Consumer-end (packaging). Industry is demanding more sustainability but there is still a need for packages, shipping boxes, PDQ and endcap displays, etc.
It appears that the older population has not fully adopted digital media compared to the younger generation.
Print is important in both my personal and professional life. Print materials are more effective in creating marketing materials, presentations, and reports that require a strong impression or offline accessibility. Reading books and magazines in print enhances engagement and offers the benefit of permanence. The traditional strengths of print still matter: touch, permanence, and credibility. Printed materials feel special and are stored easily, making them more credible than digital materials. In conclusion, print remains an essential part of life and has strengths that digital media cannot match, making it a valuable tool in both personal and professional use.
In my experience print and digital media go hand in hand. Each serves a purpose and each reaches the target audience in different ways. They work best together to drive the clients market share.
My nonprofit clients have found that people still respond to mailed fundraising appeals, so they have kept printing their fundraising letters but reduced the quantity of each mailing.
Print can be helpful when you’re explaining a new product. I just received some Moringa powder from a DTC order and got a mini brochure in the package explaining the benefits of Moringa and how to use it in recipes. That will be handy to keep around. Anytime you order something physical, like a pair of shoes, it’s possible to extend the sale by included something printed.
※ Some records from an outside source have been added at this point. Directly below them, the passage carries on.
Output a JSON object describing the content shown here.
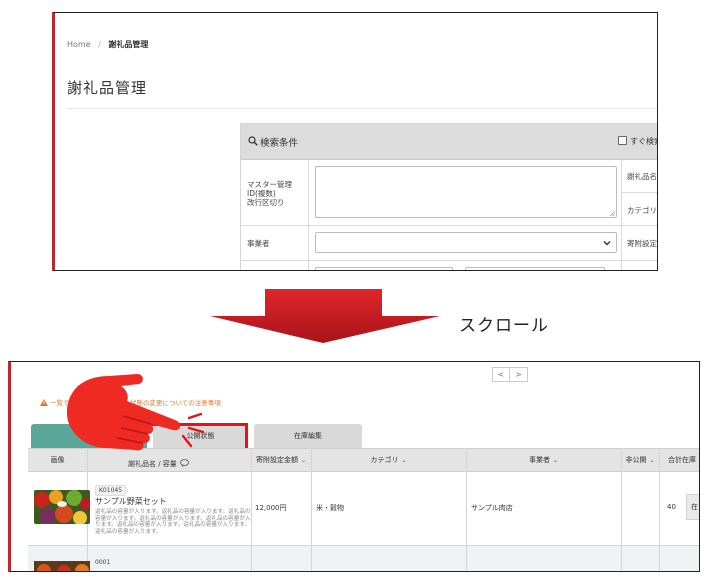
{
  "top_panel": {
    "breadcrumb": {
      "home": "Home",
      "separator": "/",
      "current": "謝礼品管理"
    },
    "page_title": "謝礼品管理",
    "search": {
      "header": "検索条件",
      "instant_search_label": "すぐ検索",
      "master_id_label_lines": [
        "マスター管理",
        "ID(複数)",
        "改行区切り"
      ],
      "gift_name_label": "謝礼品名",
      "category_label": "カテゴリ",
      "business_label": "事業者",
      "donation_label": "寄附設定金"
    }
  },
  "scroll_label": "スクロール",
  "bottom_panel": {
    "pager": {
      "prev": "<",
      "next": ">"
    },
    "warning": {
      "part1": "一覧で",
      "part2": "状態の変更についての注意事項"
    },
    "tabs": [
      {
        "label": ""
      },
      {
        "label": "公開状態"
      },
      {
        "label": "在庫編集"
      }
    ],
    "table": {
      "headers": {
        "image": "画像",
        "name_top": "",
        "name_sub": "謝礼品名 / 容量",
        "donation": "寄附設定金額",
        "category": "カテゴリ",
        "business": "事業者",
        "private": "非公開",
        "total_stock": "合計在庫"
      },
      "sort_glyph": "⌄",
      "rows": [
        {
          "code": "K01045",
          "name": "サンプル野菜セット",
          "description": "返礼品の容量が入ります。返礼品の容量が入ります。返礼品の容量が入ります。返礼品の容量が入ります。返礼品の容量が入ります。返礼品の容量が入ります。返礼品の容量が入ります。返礼品の容量が入ります。",
          "donation": "12,000円",
          "category": "米・穀物",
          "business": "サンプル肉店",
          "stock": "40",
          "stock_button": "在"
        },
        {
          "code": "0001"
        }
      ]
    }
  },
  "colors": {
    "accent_red": "#c0272d",
    "highlight_red": "#e8111a",
    "tab_active": "#5aa699",
    "warning_orange": "#e07b2e",
    "arrow_red": "#c8171c"
  },
  "icons": [
    "search-icon",
    "chevron-down-icon",
    "warning-icon",
    "comment-icon",
    "pointing-hand-icon",
    "down-arrow-icon"
  ]
}
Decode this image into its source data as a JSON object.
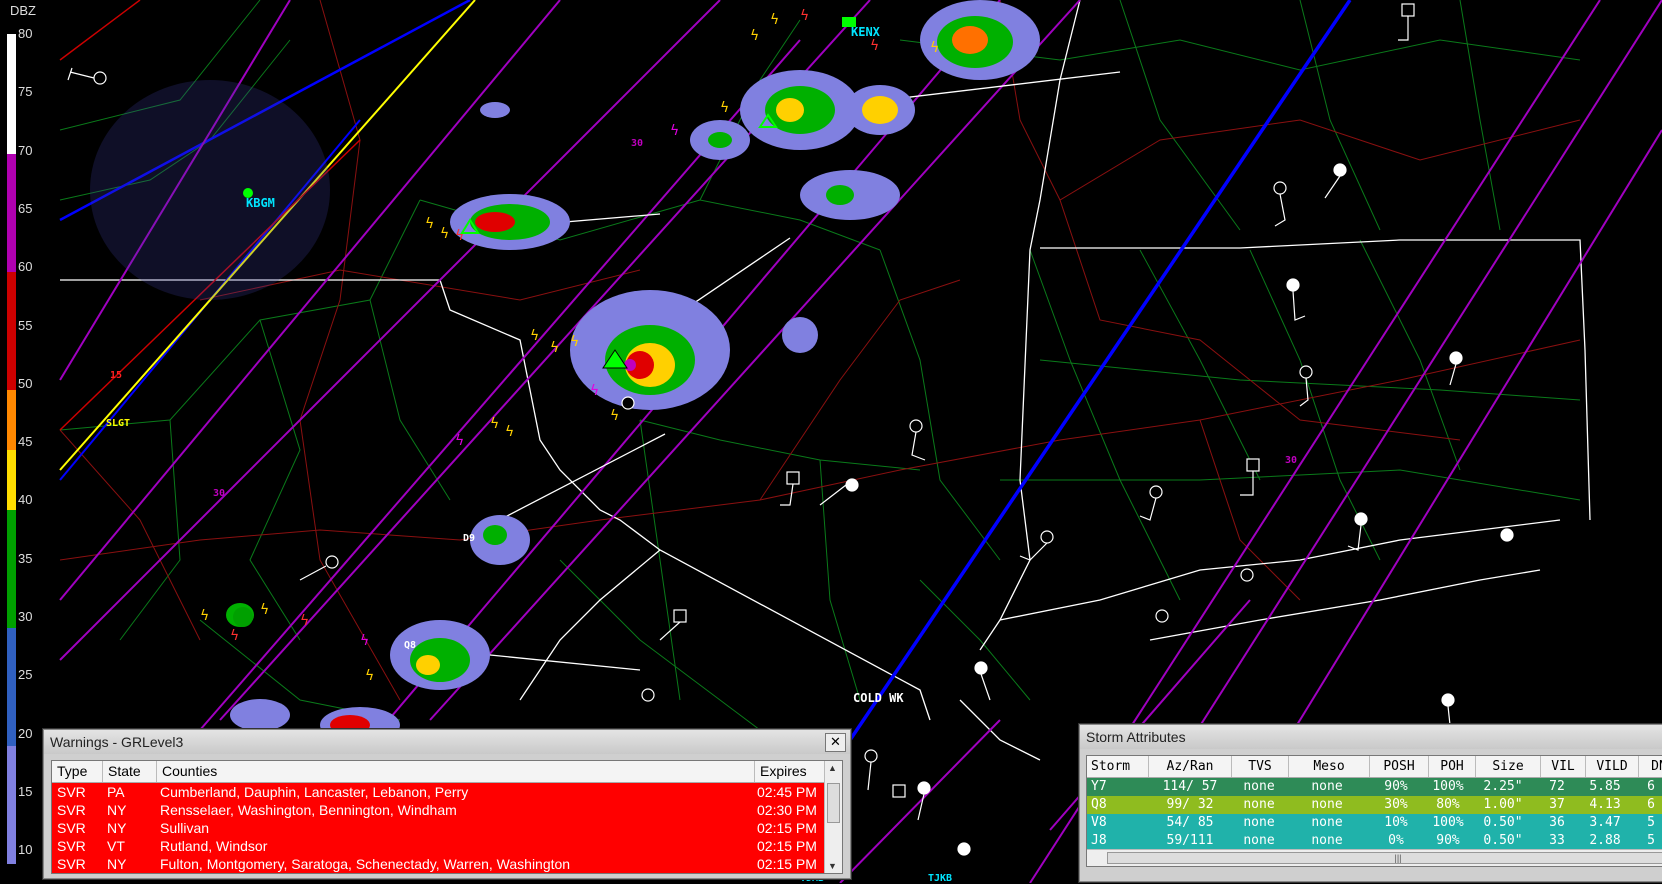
{
  "app": {
    "warnings_title": "Warnings - GRLevel3",
    "storms_title": "Storm Attributes",
    "close_glyph": "✕"
  },
  "legend": {
    "title": "DBZ",
    "ticks": [
      "80",
      "75",
      "70",
      "65",
      "60",
      "55",
      "50",
      "45",
      "40",
      "35",
      "30",
      "25",
      "20",
      "15",
      "10"
    ]
  },
  "map_labels": {
    "kbgm": "KBGM",
    "kenx": "KENX",
    "slgt": "SLGT",
    "cold_wk": "COLD WK",
    "d9": "D9",
    "q8": "Q8",
    "n15": "15",
    "n30a": "30",
    "n30b": "30",
    "n30c": "30",
    "tdmb": "TDMB",
    "tdkb": "TJKB"
  },
  "colors": {
    "warning_bg": "#ff0000",
    "cyan_label": "#00e5ff",
    "magenta_line": "#a000c0",
    "blue_line": "#0000ff",
    "yellow_line": "#ffff00"
  },
  "warnings": {
    "headers": {
      "type": "Type",
      "state": "State",
      "counties": "Counties",
      "expires": "Expires"
    },
    "rows": [
      {
        "type": "SVR",
        "state": "PA",
        "counties": "Cumberland, Dauphin, Lancaster, Lebanon, Perry",
        "expires": "02:45 PM"
      },
      {
        "type": "SVR",
        "state": "NY",
        "counties": "Rensselaer, Washington, Bennington, Windham",
        "expires": "02:30 PM"
      },
      {
        "type": "SVR",
        "state": "NY",
        "counties": "Sullivan",
        "expires": "02:15 PM"
      },
      {
        "type": "SVR",
        "state": "VT",
        "counties": "Rutland, Windsor",
        "expires": "02:15 PM"
      },
      {
        "type": "SVR",
        "state": "NY",
        "counties": "Fulton, Montgomery, Saratoga, Schenectady, Warren, Washington",
        "expires": "02:15 PM"
      }
    ]
  },
  "storms": {
    "headers": {
      "storm": "Storm",
      "az": "Az/Ran",
      "tvs": "TVS",
      "meso": "Meso",
      "posh": "POSH",
      "poh": "POH",
      "size": "Size",
      "vil": "VIL",
      "vild": "VILD",
      "dn": "DN"
    },
    "rows": [
      {
        "storm": "Y7",
        "az": "114/ 57",
        "tvs": "none",
        "meso": "none",
        "posh": "90%",
        "poh": "100%",
        "size": "2.25\"",
        "vil": "72",
        "vild": "5.85",
        "dn": "6",
        "color": "#2e8b57"
      },
      {
        "storm": "Q8",
        "az": "99/ 32",
        "tvs": "none",
        "meso": "none",
        "posh": "30%",
        "poh": "80%",
        "size": "1.00\"",
        "vil": "37",
        "vild": "4.13",
        "dn": "6",
        "color": "#8fbc1f"
      },
      {
        "storm": "V8",
        "az": "54/ 85",
        "tvs": "none",
        "meso": "none",
        "posh": "10%",
        "poh": "100%",
        "size": "0.50\"",
        "vil": "36",
        "vild": "3.47",
        "dn": "5",
        "color": "#20b2aa"
      },
      {
        "storm": "J8",
        "az": "59/111",
        "tvs": "none",
        "meso": "none",
        "posh": "0%",
        "poh": "90%",
        "size": "0.50\"",
        "vil": "33",
        "vild": "2.88",
        "dn": "5",
        "color": "#20b2aa"
      }
    ]
  }
}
Print is important to consumers of books — not everyone likes to read off a digital screen. Books are portable in a way that Kindles or electronic devices are not. They don’t need to be recharged, and it’s fun to flip pages with your fingers. Also, the packaging industry will always have use for print. I suppose people don’t write actual letters sent through the post that much anymore. That skill is becoming or has become a lost art form.
The fine art world requires a lot of attention to paper and detail.
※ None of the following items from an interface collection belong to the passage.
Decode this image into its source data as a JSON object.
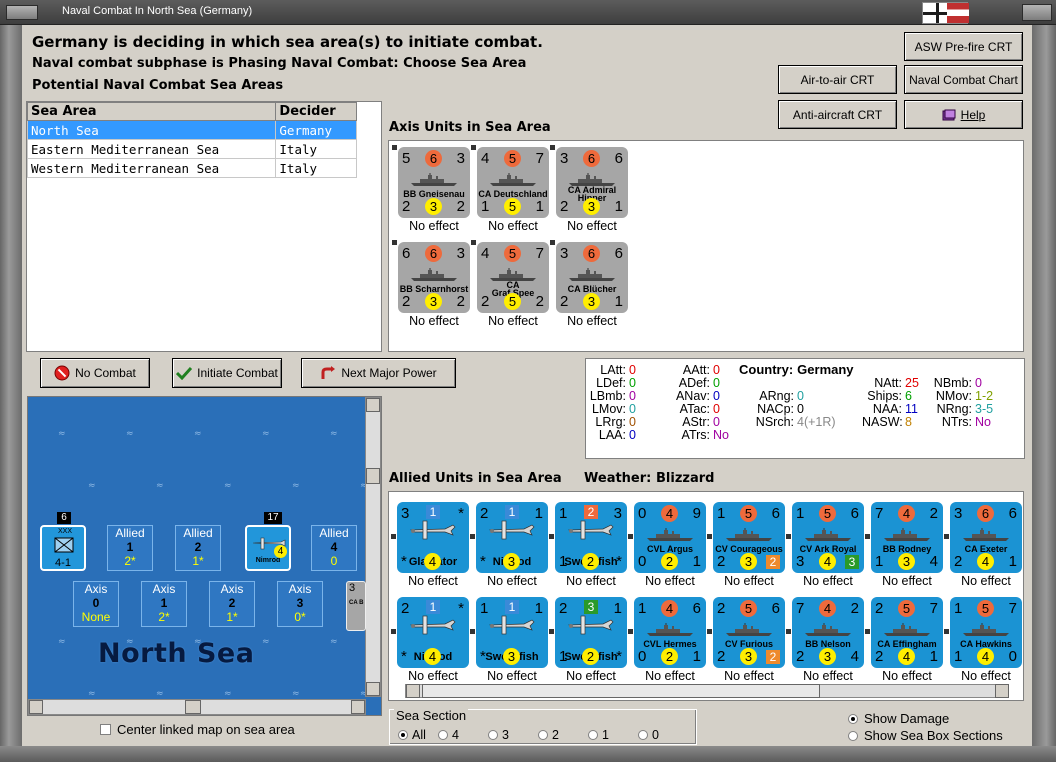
{
  "window": {
    "title": "Naval Combat In North Sea (Germany)"
  },
  "header": {
    "line1": "Germany is deciding in which sea area(s) to initiate combat.",
    "line2": "Naval combat subphase is Phasing Naval Combat: Choose Sea Area",
    "line3": "Potential Naval Combat Sea Areas"
  },
  "top_buttons": {
    "asw": "ASW Pre-fire CRT",
    "air": "Air-to-air CRT",
    "naval": "Naval Combat Chart",
    "aa": "Anti-aircraft CRT",
    "help": "Help"
  },
  "sea_table": {
    "columns": [
      "Sea Area",
      "Decider"
    ],
    "rows": [
      [
        "North Sea",
        "Germany"
      ],
      [
        "Eastern Mediterranean Sea",
        "Italy"
      ],
      [
        "Western Mediterranean Sea",
        "Italy"
      ]
    ],
    "selected": 0
  },
  "axis": {
    "title": "Axis Units in Sea Area",
    "units": [
      {
        "tl": "5",
        "tc": "6",
        "tr": "3",
        "name": "BB Gneisenau",
        "name2": "",
        "bl": "2",
        "bc": "3",
        "br": "2",
        "effect": "No effect"
      },
      {
        "tl": "4",
        "tc": "5",
        "tr": "7",
        "name": "CA Deutschland",
        "name2": "",
        "bl": "1",
        "bc": "5",
        "br": "1",
        "effect": "No effect"
      },
      {
        "tl": "3",
        "tc": "6",
        "tr": "6",
        "name": "CA Admiral",
        "name2": "Hipper",
        "bl": "2",
        "bc": "3",
        "br": "1",
        "effect": "No effect"
      },
      {
        "tl": "6",
        "tc": "6",
        "tr": "3",
        "name": "BB Scharnhorst",
        "name2": "",
        "bl": "2",
        "bc": "3",
        "br": "2",
        "effect": "No effect"
      },
      {
        "tl": "4",
        "tc": "5",
        "tr": "7",
        "name": "CA",
        "name2": "Graf Spee",
        "bl": "2",
        "bc": "5",
        "br": "2",
        "effect": "No effect"
      },
      {
        "tl": "3",
        "tc": "6",
        "tr": "6",
        "name": "CA Blücher",
        "name2": "",
        "bl": "2",
        "bc": "3",
        "br": "1",
        "effect": "No effect"
      }
    ]
  },
  "actions": {
    "no_combat": "No Combat",
    "initiate": "Initiate Combat",
    "next": "Next Major Power"
  },
  "stats": {
    "country_label": "Country:",
    "country": "Germany",
    "col1": [
      [
        "LAtt:",
        "0",
        "#e00000"
      ],
      [
        "LDef:",
        "0",
        "#00a000"
      ],
      [
        "LBmb:",
        "0",
        "#a000a0"
      ],
      [
        "LMov:",
        "0",
        "#20a0a0"
      ],
      [
        "LRrg:",
        "0",
        "#a05000"
      ],
      [
        "LAA:",
        "0",
        "#0000c0"
      ]
    ],
    "col2": [
      [
        "AAtt:",
        "0",
        "#e00000"
      ],
      [
        "ADef:",
        "0",
        "#00a000"
      ],
      [
        "ANav:",
        "0",
        "#0000c0"
      ],
      [
        "ATac:",
        "0",
        "#e00000"
      ],
      [
        "AStr:",
        "0",
        "#a000a0"
      ],
      [
        "ATrs:",
        "No",
        "#a000a0"
      ]
    ],
    "col3": [
      [
        "ARng:",
        "0",
        "#20a0a0"
      ],
      [
        "NACp:",
        "0",
        "#000"
      ],
      [
        "NSrch:",
        "4(+1R)",
        "#888"
      ]
    ],
    "col4": [
      [
        "NAtt:",
        "25",
        "#e00000"
      ],
      [
        "Ships:",
        "6",
        "#00a000"
      ],
      [
        "NAA:",
        "11",
        "#0000c0"
      ],
      [
        "NASW:",
        "8",
        "#c08000"
      ]
    ],
    "col5": [
      [
        "NBmb:",
        "0",
        "#a000a0"
      ],
      [
        "NMov:",
        "1-2",
        "#80a000"
      ],
      [
        "NRng:",
        "3-5",
        "#20a0a0"
      ],
      [
        "NTrs:",
        "No",
        "#a000a0"
      ]
    ]
  },
  "map": {
    "sea_name": "North Sea",
    "hq": {
      "stack": "6",
      "xxx": "XXX",
      "label": "4-1"
    },
    "plane_stack": "17",
    "plane_name": "Nimrod",
    "plane_val": "4",
    "allied_boxes": [
      {
        "t": "Allied",
        "n": "1",
        "v": "2*"
      },
      {
        "t": "Allied",
        "n": "2",
        "v": "1*"
      },
      {
        "t": "Allied",
        "n": "4",
        "v": "0"
      }
    ],
    "axis_boxes": [
      {
        "t": "Axis",
        "n": "0",
        "v": "None"
      },
      {
        "t": "Axis",
        "n": "1",
        "v": "2*"
      },
      {
        "t": "Axis",
        "n": "2",
        "v": "1*"
      },
      {
        "t": "Axis",
        "n": "3",
        "v": "0*"
      }
    ],
    "edge_counter": {
      "a": "3",
      "b": "CA B"
    },
    "center_label": "Center linked map on sea area"
  },
  "allied": {
    "title": "Allied Units in Sea Area",
    "weather_label": "Weather:",
    "weather": "Blizzard",
    "row1": [
      {
        "kind": "air",
        "tl": "3",
        "tc": "1",
        "tr": "*",
        "name": "Gladiator",
        "bl": "*",
        "bc": "4",
        "br": "",
        "effect": "No effect"
      },
      {
        "kind": "air",
        "tl": "2",
        "tc": "1",
        "tr": "1",
        "name": "Nimrod",
        "bl": "*",
        "bc": "3",
        "br": "",
        "effect": "No effect"
      },
      {
        "kind": "air",
        "tl": "1",
        "tc": "2",
        "tr": "3",
        "name": "Swordfish",
        "bl": "1",
        "bc": "2",
        "br": "*",
        "effect": "No effect"
      },
      {
        "kind": "ship",
        "tl": "0",
        "tc": "4",
        "tr": "9",
        "name": "CVL Argus",
        "bl": "0",
        "bc": "2",
        "br": "1",
        "effect": "No effect"
      },
      {
        "kind": "ship",
        "tl": "1",
        "tc": "5",
        "tr": "6",
        "name": "CV Courageous",
        "bl": "2",
        "bc": "3",
        "br": "2",
        "effect": "No effect"
      },
      {
        "kind": "ship",
        "tl": "1",
        "tc": "5",
        "tr": "6",
        "name": "CV Ark Royal",
        "bl": "3",
        "bc": "4",
        "br": "3",
        "effect": "No effect"
      },
      {
        "kind": "ship",
        "tl": "7",
        "tc": "4",
        "tr": "2",
        "name": "BB Rodney",
        "bl": "1",
        "bc": "3",
        "br": "4",
        "effect": "No effect"
      },
      {
        "kind": "ship",
        "tl": "3",
        "tc": "6",
        "tr": "6",
        "name": "CA Exeter",
        "bl": "2",
        "bc": "4",
        "br": "1",
        "effect": "No effect"
      }
    ],
    "row2": [
      {
        "kind": "air",
        "tl": "2",
        "tc": "1",
        "tr": "*",
        "name": "Nimrod",
        "bl": "*",
        "bc": "4",
        "br": "",
        "effect": "No effect"
      },
      {
        "kind": "air",
        "tl": "1",
        "tc": "1",
        "tr": "1",
        "name": "Swordfish",
        "bl": "*",
        "bc": "3",
        "br": "",
        "effect": "No effect"
      },
      {
        "kind": "air",
        "tl": "2",
        "tc": "3",
        "tr": "1",
        "name": "Swordfish",
        "bl": "1",
        "bc": "2",
        "br": "*",
        "effect": "No effect"
      },
      {
        "kind": "ship",
        "tl": "1",
        "tc": "4",
        "tr": "6",
        "name": "CVL Hermes",
        "bl": "0",
        "bc": "2",
        "br": "1",
        "effect": "No effect"
      },
      {
        "kind": "ship",
        "tl": "2",
        "tc": "5",
        "tr": "6",
        "name": "CV Furious",
        "bl": "2",
        "bc": "3",
        "br": "2",
        "effect": "No effect"
      },
      {
        "kind": "ship",
        "tl": "7",
        "tc": "4",
        "tr": "2",
        "name": "BB Nelson",
        "bl": "2",
        "bc": "3",
        "br": "4",
        "effect": "No effect"
      },
      {
        "kind": "ship",
        "tl": "2",
        "tc": "5",
        "tr": "7",
        "name": "CA Effingham",
        "bl": "2",
        "bc": "4",
        "br": "1",
        "effect": "No effect"
      },
      {
        "kind": "ship",
        "tl": "1",
        "tc": "5",
        "tr": "7",
        "name": "CA Hawkins",
        "bl": "1",
        "bc": "4",
        "br": "0",
        "effect": "No effect"
      }
    ]
  },
  "sea_section": {
    "label": "Sea Section",
    "options": [
      "All",
      "4",
      "3",
      "2",
      "1",
      "0"
    ],
    "selected": "All"
  },
  "show": {
    "damage": "Show Damage",
    "boxes": "Show Sea Box Sections",
    "selected": "damage"
  }
}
The book projects I work on are typically with photography or art based clients. They want their work to be on display in a physical setting and prefer the beauty of a physical object over a quick scroll or click.
Print is especially effective for projects or clients that are trying to project a sense of strength, stability and security, such as in banking, real estate, medicine. It is less relevant for information that is constantly changing, such as the news, the stock market, etc.
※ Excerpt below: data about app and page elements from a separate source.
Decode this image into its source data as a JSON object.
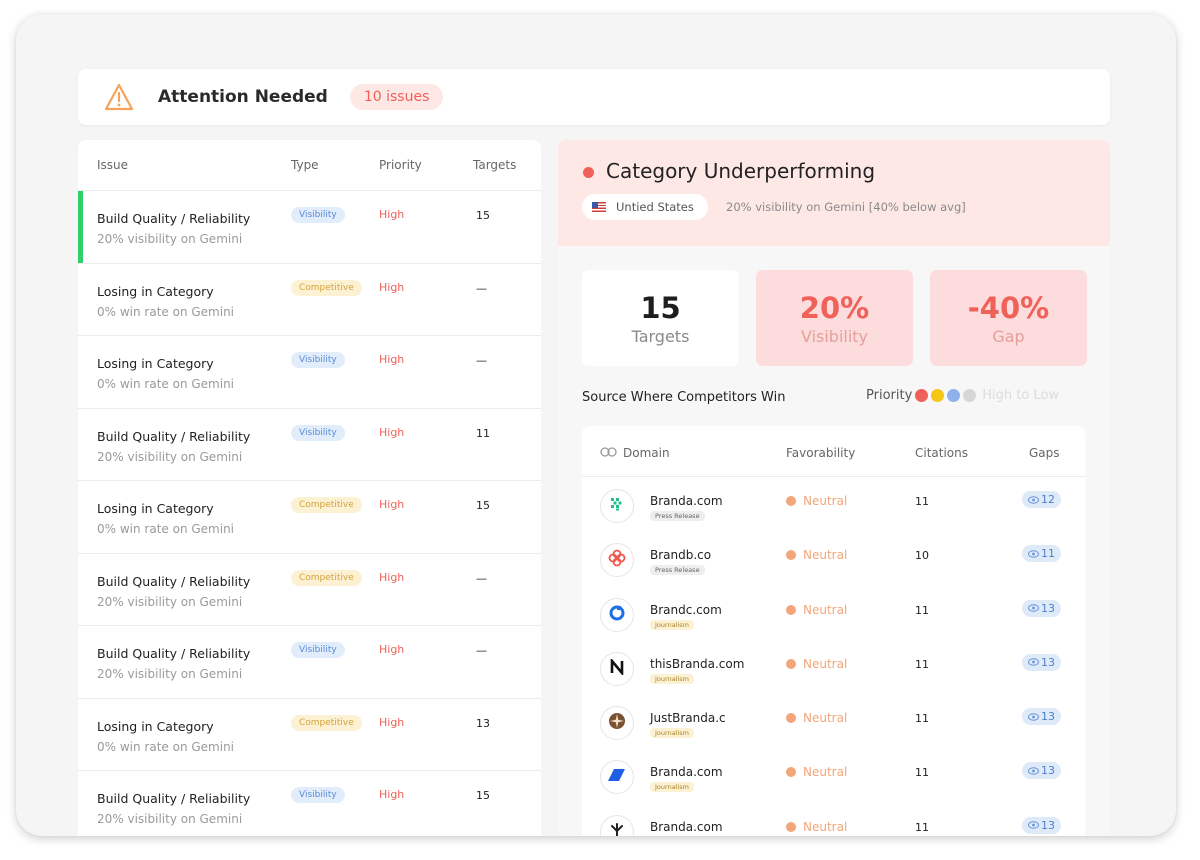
{
  "attention": {
    "title": "Attention Needed",
    "badge": "10 issues"
  },
  "issues_table": {
    "headers": {
      "issue": "Issue",
      "type": "Type",
      "priority": "Priority",
      "targets": "Targets"
    },
    "rows": [
      {
        "title": "Build Quality / Reliability",
        "subtitle": "20% visibility on Gemini",
        "type": "Visibility",
        "priority": "High",
        "targets": "15"
      },
      {
        "title": "Losing in Category",
        "subtitle": "0% win rate on Gemini",
        "type": "Competitive",
        "priority": "High",
        "targets": "—"
      },
      {
        "title": "Losing in Category",
        "subtitle": "0% win rate on Gemini",
        "type": "Visibility",
        "priority": "High",
        "targets": "—"
      },
      {
        "title": "Build Quality / Reliability",
        "subtitle": "20% visibility on Gemini",
        "type": "Visibility",
        "priority": "High",
        "targets": "11"
      },
      {
        "title": "Losing in Category",
        "subtitle": "0% win rate on Gemini",
        "type": "Competitive",
        "priority": "High",
        "targets": "15"
      },
      {
        "title": "Build Quality / Reliability",
        "subtitle": "20% visibility on Gemini",
        "type": "Competitive",
        "priority": "High",
        "targets": "—"
      },
      {
        "title": "Build Quality / Reliability",
        "subtitle": "20% visibility on Gemini",
        "type": "Visibility",
        "priority": "High",
        "targets": "—"
      },
      {
        "title": "Losing in Category",
        "subtitle": "0% win rate on Gemini",
        "type": "Competitive",
        "priority": "High",
        "targets": "13"
      },
      {
        "title": "Build Quality / Reliability",
        "subtitle": "20% visibility on Gemini",
        "type": "Visibility",
        "priority": "High",
        "targets": "15"
      }
    ]
  },
  "detail": {
    "title": "Category Underperforming",
    "country": "Untied States",
    "note": "20% visibility on Gemini [40% below avg]",
    "stats": [
      {
        "value": "15",
        "label": "Targets"
      },
      {
        "value": "20%",
        "label": "Visibility"
      },
      {
        "value": "-40%",
        "label": "Gap"
      }
    ],
    "sources_title": "Source Where Competitors Win",
    "priority_label": "Priority",
    "priority_hint": "High to Low",
    "priority_colors": [
      "#f0615a",
      "#f5c518",
      "#8fb2ea",
      "#d6d6d6"
    ],
    "domains_headers": {
      "domain": "Domain",
      "favorability": "Favorability",
      "citations": "Citations",
      "gaps": "Gaps"
    },
    "domains": [
      {
        "name": "Branda.com",
        "tag": "Press Release",
        "favorability": "Neutral",
        "citations": "11",
        "gaps": "12",
        "icon": "grid-diamond-icon"
      },
      {
        "name": "Brandb.co",
        "tag": "Press Release",
        "favorability": "Neutral",
        "citations": "10",
        "gaps": "11",
        "icon": "flower-icon"
      },
      {
        "name": "Brandc.com",
        "tag": "Journalism",
        "favorability": "Neutral",
        "citations": "11",
        "gaps": "13",
        "icon": "ring-icon"
      },
      {
        "name": "thisBranda.com",
        "tag": "Journalism",
        "favorability": "Neutral",
        "citations": "11",
        "gaps": "13",
        "icon": "n-letter-icon"
      },
      {
        "name": "JustBranda.c",
        "tag": "Journalism",
        "favorability": "Neutral",
        "citations": "11",
        "gaps": "13",
        "icon": "compass-icon"
      },
      {
        "name": "Branda.com",
        "tag": "Journalism",
        "favorability": "Neutral",
        "citations": "11",
        "gaps": "13",
        "icon": "parallelogram-icon"
      },
      {
        "name": "Branda.com",
        "tag": "",
        "favorability": "Neutral",
        "citations": "11",
        "gaps": "13",
        "icon": "leaf-icon"
      }
    ]
  }
}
Print is effective for my healthcare and CPG clients. There are lots of trade shows and packaging that requires paper good to communicate or house items. It’s almost irrelevant for my smaller clients who don’t have large budgets and only want to push digital.
Print is still big with my nonprofits, as they are still mailing their annual appeals. However, they do not usually want to spec unusual or fancy paper as they need to keep costs down.
Effective in situations in which client is trying to enhance a sense of value (wineries, boutique financial firms, etc). Also, when information is dense.
In things like consumer packaged goods or informational folder kits or stationery design, nothing can replace print, and when it’s done right using carefully chosen papers and finishes, it is gratifying and well appreciated and received by the customer or consumer.